Wagga Marathon

Wherever one comes from it always seems like a long drive to Wagga Wagga, up or down the Hume Highway with its endlessly unchanging view. For those that do make the journey, however, the Murrumbidgee River offers a unique race on the NSW marathon calendar, and Wagga Bidgee Canoe Club always go the extra mile to thank paddlers for the journey.

After a year with so little marathon racing in 2020, the Wagga marathon kicked off the 2021 season with something a little different. Rather than the traditional 5km laps, the course was one-way along the rather briskly flowing Murrumbidgee. Whether committing to paddle 7.5kms, 17kms or the 26km long course, all were thankful that the one way was downstream!

The early part of the morning was spent travelling by some, with a number of paddlers dashing down from Sydney and back in a single day. Others took the more leisurely approach and made a weekend of it, allowing both for a chill start to the day and the opportunity to stay for the pub meal afterwards. Within two hours of the race, however, it was all systems go, with paddlers driving back and forth to organise car pools and some 100 boats for one of three starts. Thankfully, COVID regulations meant that the briefing had been delivered by email the night before.

By the 11am start, the temperature had risen substantially, with cooling off in the river before the race a popular option. Starts were brisk, with paddlers carried along at a couple of kms per hour even when holding themselves ‘stationary’. With water faster than most of the courses we regularly race on, the Murumbidgee kept us on our toes with eddies aplenty to whimsically grab the front of the boat and send it in a slightly different direction. For those that could tear their eyes from the water, the river really is something special, with willow-festooned banks giving way to rocky escarpments. There were almost no signs for habitation for the whole 26km long course, passing under only two bridges and with barely any sound of traffic. A gorgeous spot, inviting paddlers to dive into their race and forget about anything going on in the outside world.

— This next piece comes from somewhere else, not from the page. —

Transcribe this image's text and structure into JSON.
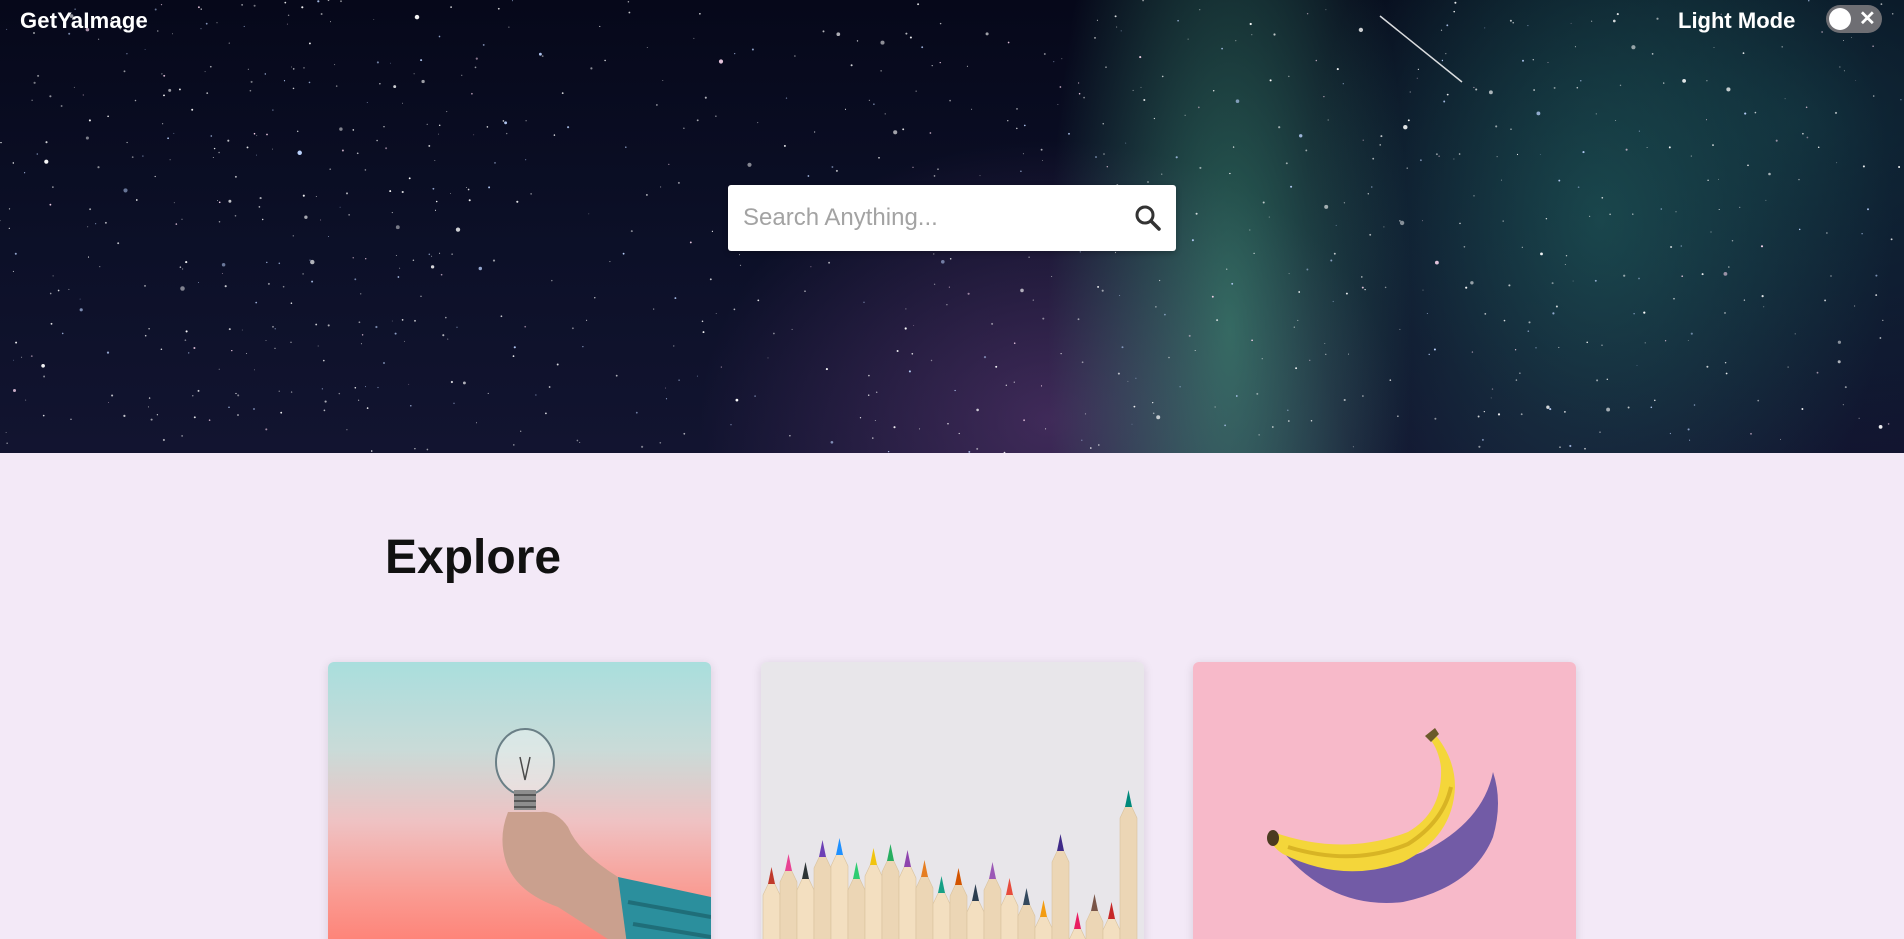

Tired or exhilarated with the thrill of a race, paddlers rounded the willows of a final island and then it was a quick 2km sprint to the finish. With the exhilaration of a final effort, the cheers of spectators and the thrill of finally getting to race, it was hard not to cross the finish line with a grin. The allure of a cool dip drew many, with paddlers and onlookers taking full advantage of the finish line being on Wagga Beach!

The race saw strong performances from new and experienced paddlers alike. Brett Greenwood took line honours in Division 1 in 1:34:53, with Catherine Atkinson in Division 2 the race’s fastest woman in 1:41:06. Albert Cobb and Geoffrey Dawes were the fastest boat over 17kms in 1:12:19, and Peter Teichmann the fastest over 7.5kms in 37:12. Divisional winners who stayed for the pub dinner that evening were presented with a beautiful timber chopping board carved with a race map for their efforts.

A big thank you to Wagga Bidgee Canoe Club and Jason Redlich for their efforts in putting on this fabulous event!

Race report by Naomi Johnson